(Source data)
════

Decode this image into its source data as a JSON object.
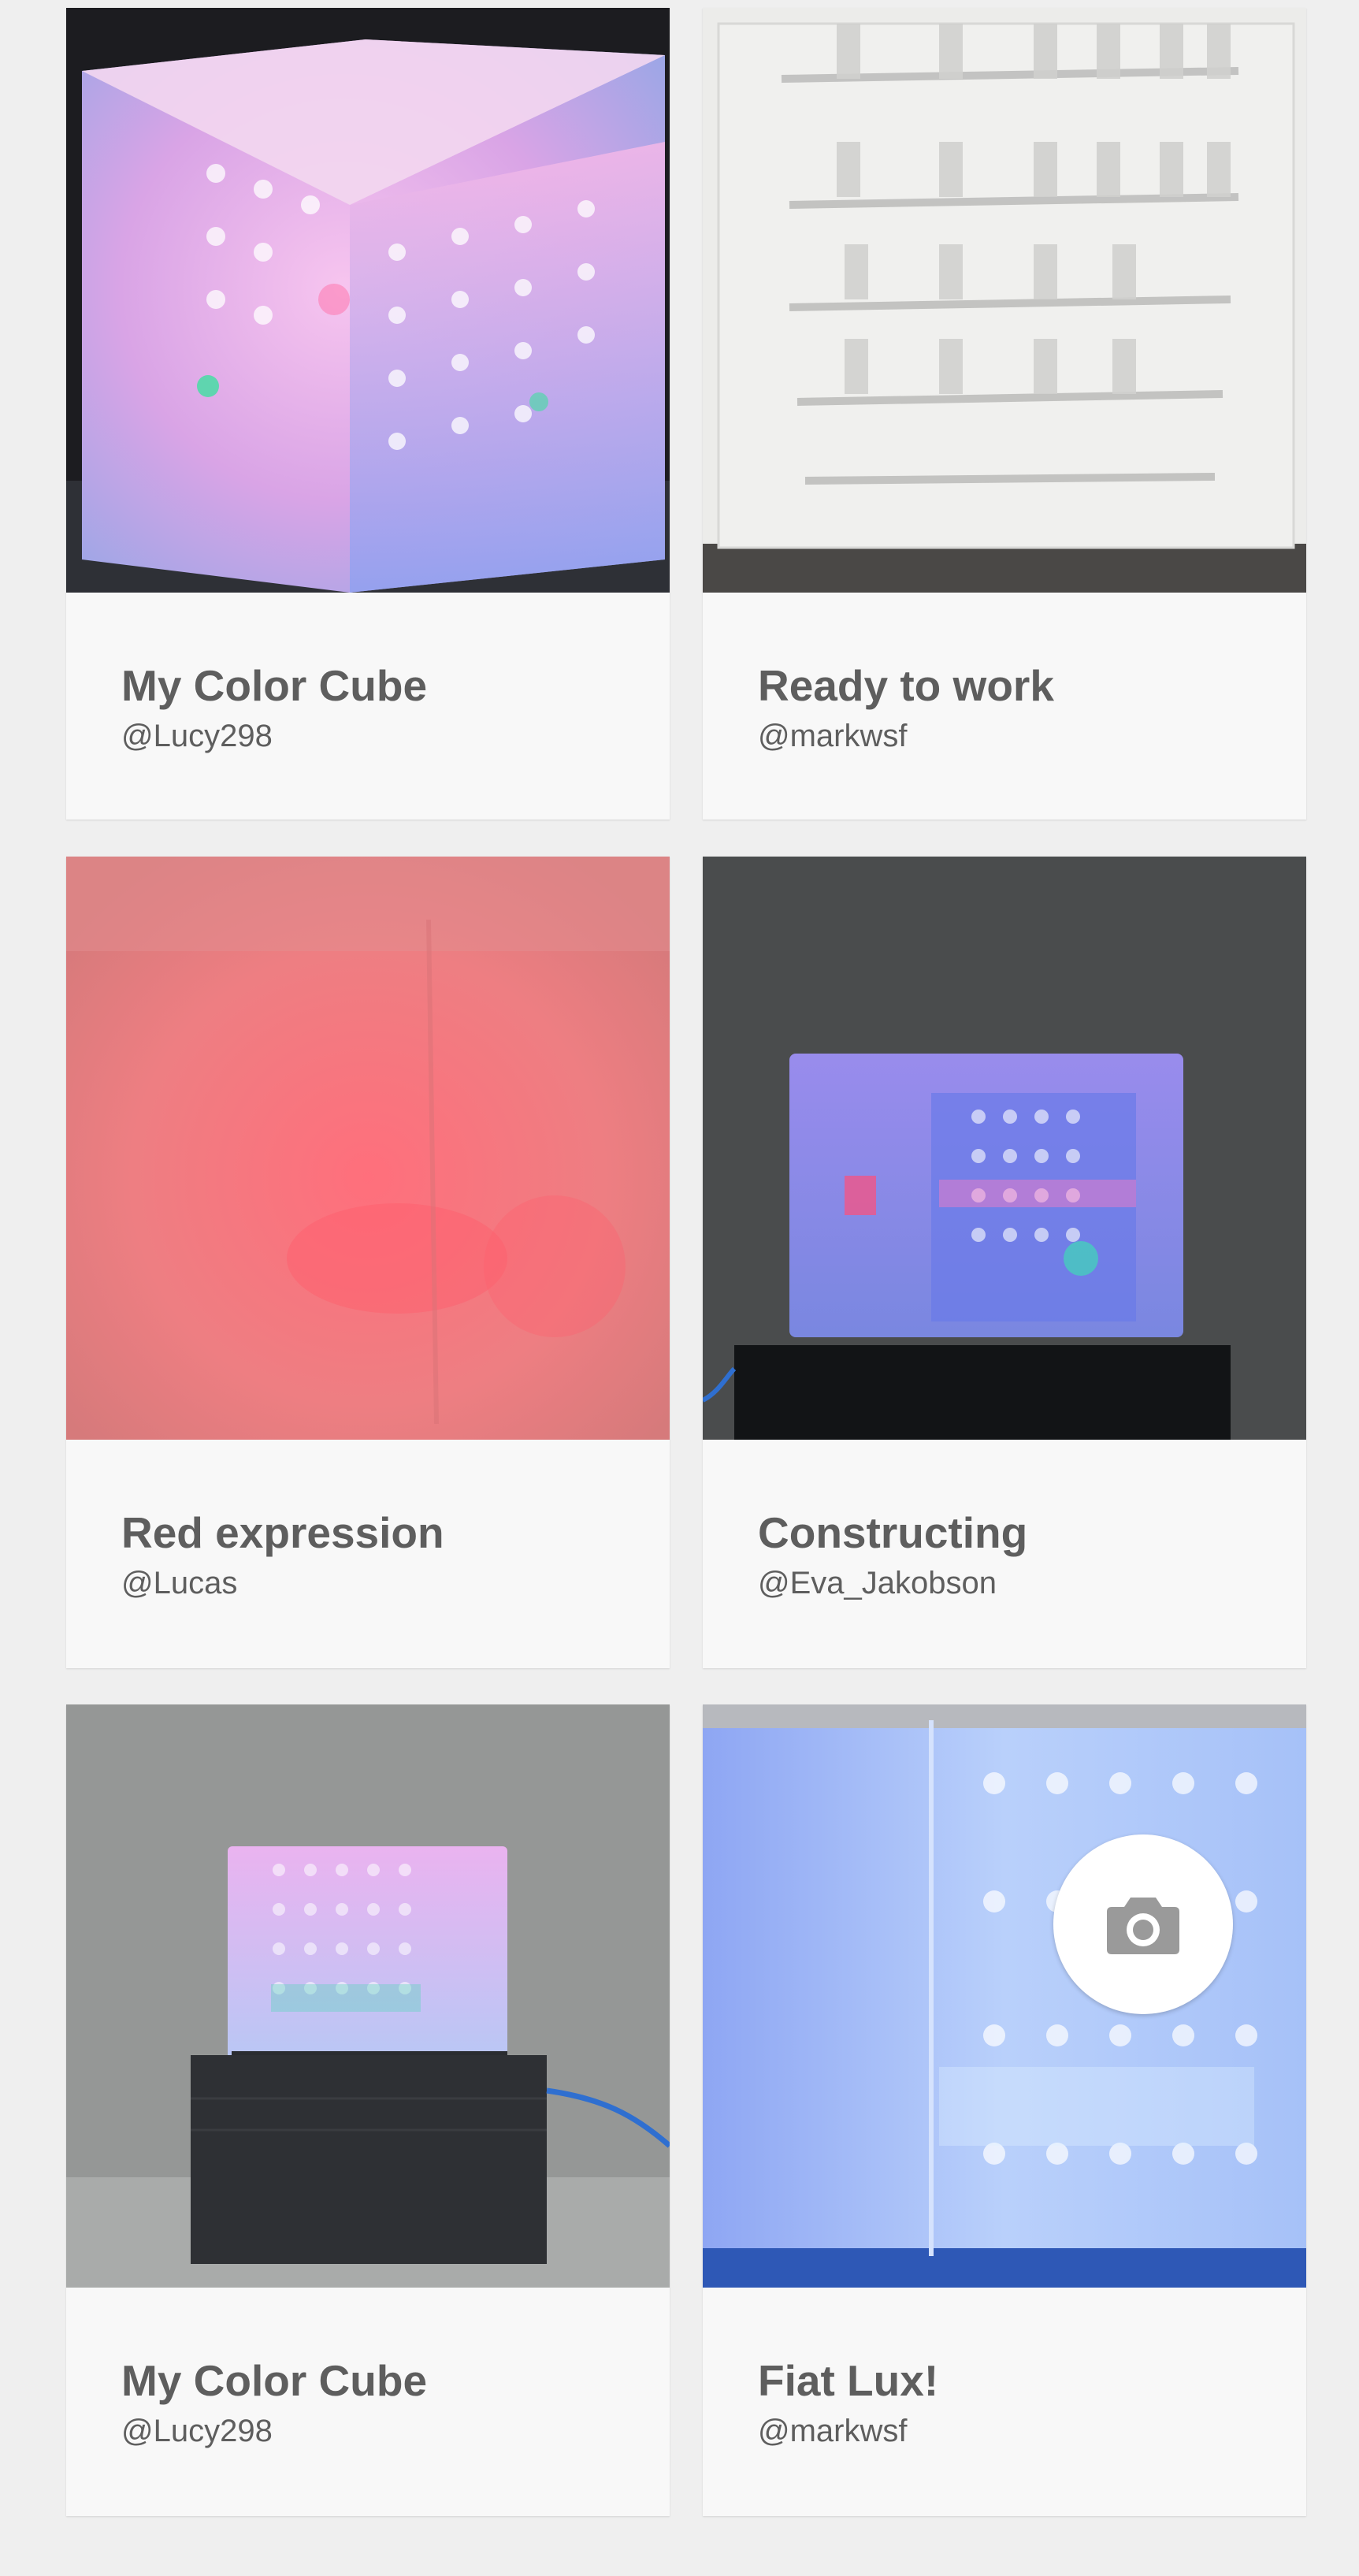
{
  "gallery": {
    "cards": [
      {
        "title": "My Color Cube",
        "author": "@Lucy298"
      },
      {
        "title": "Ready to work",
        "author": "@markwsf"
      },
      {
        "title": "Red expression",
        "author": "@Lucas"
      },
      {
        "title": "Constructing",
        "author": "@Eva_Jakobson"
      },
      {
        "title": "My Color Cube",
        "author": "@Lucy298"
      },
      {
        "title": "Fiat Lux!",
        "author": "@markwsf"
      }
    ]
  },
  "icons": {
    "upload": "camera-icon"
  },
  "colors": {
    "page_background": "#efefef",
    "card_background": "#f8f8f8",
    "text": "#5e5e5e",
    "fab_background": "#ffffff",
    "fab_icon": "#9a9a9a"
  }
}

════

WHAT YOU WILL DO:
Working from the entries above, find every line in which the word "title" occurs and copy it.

OUTPUT OF THE EXERCISE:
        "title": "My Color Cube",
        "title": "Ready to work",
        "title": "Red expression",
        "title": "Constructing",
        "title": "My Color Cube",
        "title": "Fiat Lux!",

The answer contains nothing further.